"I am sure none of us would have behaved so well in the midst of such trials," added Mrs. Sherwood. "It is terrible to think of."
"You cannot tell how thankful I am that all this happened after my visit to New York," continued the returned wanderer. "I could not, if I would, banish from my thoughts the image of Jenny Kent, who led me to believe in truth and goodness, and to strive to live for them."
"I should hev been skeered to death ef't hadn't been for Fanny. She was so good that she made me feel strong."
"And this is our Fanny Jane!" added Mr. Grant.
"I have tried to be good all the time," replied Fanny, wiping away a tear she could not repress.
"And you hev been!" ejaculated Ethan, with emphasis. "Creation hokee! nobody couldn't do no better, nohow!"
The family could not help laughing at the earnestness of Ethan.
"She's been the makin' o' me, ef I ever do come out anywhere," he continued.
"I have taught him to believe in goodness, to hope for it, and then labor to have it," said Fanny Jane.
"Hope and have," added Miss Fanny.
Mr. Grant promptly decided that Ethan's greatest need was a better education, and the prairie boy went to school with Fanny during the following winter.

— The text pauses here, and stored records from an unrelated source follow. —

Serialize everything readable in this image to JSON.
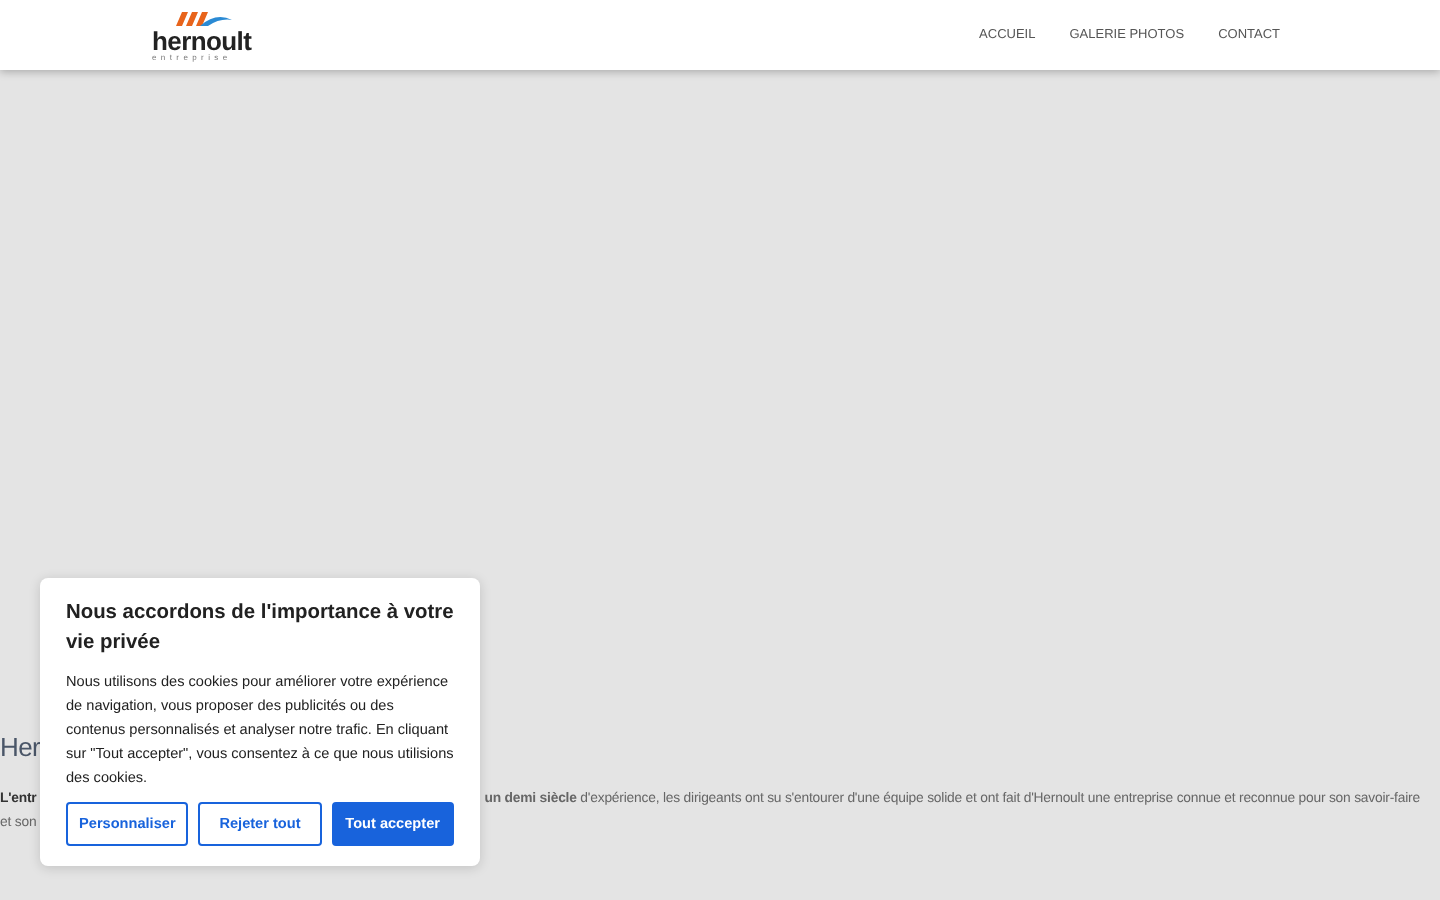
{
  "header": {
    "logo": {
      "name": "hernoult",
      "tagline": "entreprise"
    },
    "nav": [
      {
        "label": "ACCUEIL"
      },
      {
        "label": "GALERIE PHOTOS"
      },
      {
        "label": "CONTACT"
      }
    ]
  },
  "page": {
    "heading": "Her",
    "paragraph_start": "L'entr",
    "paragraph_rest": "**un demi siècle** d'expérience, les dirigeants ont su s'entourer d'une équipe solide et ont fait d'Hernoult une entreprise connue et reconnue pour son savoir-faire",
    "paragraph_line2": "et son"
  },
  "cookie_banner": {
    "title": "Nous accordons de l'importance à votre vie privée",
    "text": "Nous utilisons des cookies pour améliorer votre expérience de navigation, vous proposer des publicités ou des contenus personnalisés et analyser notre trafic. En cliquant sur \"Tout accepter\", vous consentez à ce que nous utilisions des cookies.",
    "buttons": [
      {
        "label": "Personnaliser",
        "kind": "outline"
      },
      {
        "label": "Rejeter tout",
        "kind": "outline"
      },
      {
        "label": "Tout accepter",
        "kind": "primary"
      }
    ]
  }
}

In the spring he talked like a civilized being; did not say "hyer" for here, nor "kim" for come, and has banished "creation hokee" from the list of his pet phrases. In the summer he went to learn the trade of a machinist, for which he has decided taste and ability, and the prospect is, that he will become a good and useful man, if not a brilliant one.
Mrs. Kent's husband returned home during Fanny's absence, having been "sick and in prison" in the rebel country. When he had drawn his pay, he insisted upon returning to Mr. Grant the sums advanced to his wife by her kind friends; but they persistently refused to accept them. He wept over his lost child, and thanked God for raising up such friends for her while he was absent.
Fanny still resides at Woodville; and having now completed her school course, she assists Mrs. Green in the management of the house. She is still true to her high resolves; still wears the emblematic anchor, and strives to be as pure and good as Jenny was. She occasionally visits the grave of her departed young friend, and always gathers new inspiration and new strength for the battle of life, as she reads on the marble tablet her dying words—Hope and Have.